— What is required —
In the data below, how many lines contain the string "value"? Reply with the number only.

(Dataset items)
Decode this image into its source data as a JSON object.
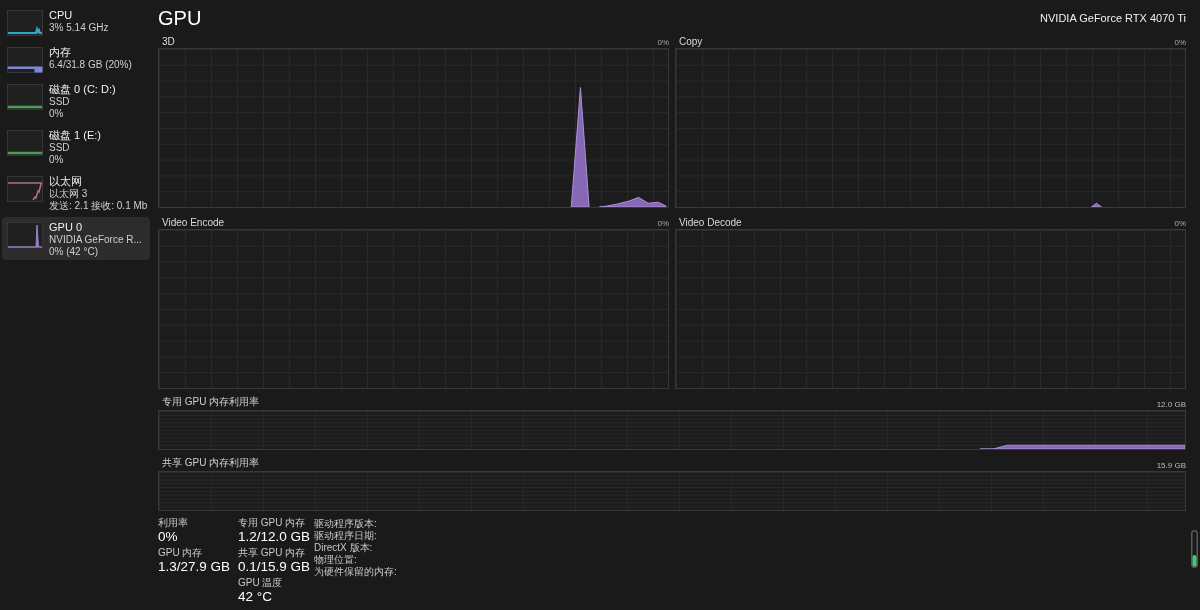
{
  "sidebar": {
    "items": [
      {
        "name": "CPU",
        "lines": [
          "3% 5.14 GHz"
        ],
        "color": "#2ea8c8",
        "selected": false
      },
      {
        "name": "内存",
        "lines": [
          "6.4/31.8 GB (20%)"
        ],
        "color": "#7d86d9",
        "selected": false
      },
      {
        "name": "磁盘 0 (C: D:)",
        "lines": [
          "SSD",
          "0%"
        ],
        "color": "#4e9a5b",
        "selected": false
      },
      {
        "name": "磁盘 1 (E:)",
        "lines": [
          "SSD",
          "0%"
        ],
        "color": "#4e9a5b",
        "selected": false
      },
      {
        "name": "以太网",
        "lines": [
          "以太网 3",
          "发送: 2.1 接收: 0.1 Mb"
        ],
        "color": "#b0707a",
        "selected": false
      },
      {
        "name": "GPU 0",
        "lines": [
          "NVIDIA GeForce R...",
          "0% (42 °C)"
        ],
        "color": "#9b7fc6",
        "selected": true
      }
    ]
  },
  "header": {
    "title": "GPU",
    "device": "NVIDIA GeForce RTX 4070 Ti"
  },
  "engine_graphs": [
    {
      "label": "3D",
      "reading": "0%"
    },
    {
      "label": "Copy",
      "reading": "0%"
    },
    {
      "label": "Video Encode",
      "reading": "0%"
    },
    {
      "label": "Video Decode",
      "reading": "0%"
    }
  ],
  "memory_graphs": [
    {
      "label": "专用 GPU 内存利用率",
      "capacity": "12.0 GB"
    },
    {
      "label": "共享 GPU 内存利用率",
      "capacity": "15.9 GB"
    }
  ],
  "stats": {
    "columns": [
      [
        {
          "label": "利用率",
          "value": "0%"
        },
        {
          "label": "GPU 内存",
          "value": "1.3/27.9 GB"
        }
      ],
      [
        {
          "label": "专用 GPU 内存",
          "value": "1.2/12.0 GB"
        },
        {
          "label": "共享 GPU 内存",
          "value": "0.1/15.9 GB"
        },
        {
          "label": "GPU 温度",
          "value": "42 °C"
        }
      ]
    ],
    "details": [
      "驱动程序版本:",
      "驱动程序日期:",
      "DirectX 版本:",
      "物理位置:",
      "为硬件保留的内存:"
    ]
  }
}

— Result of this task —
5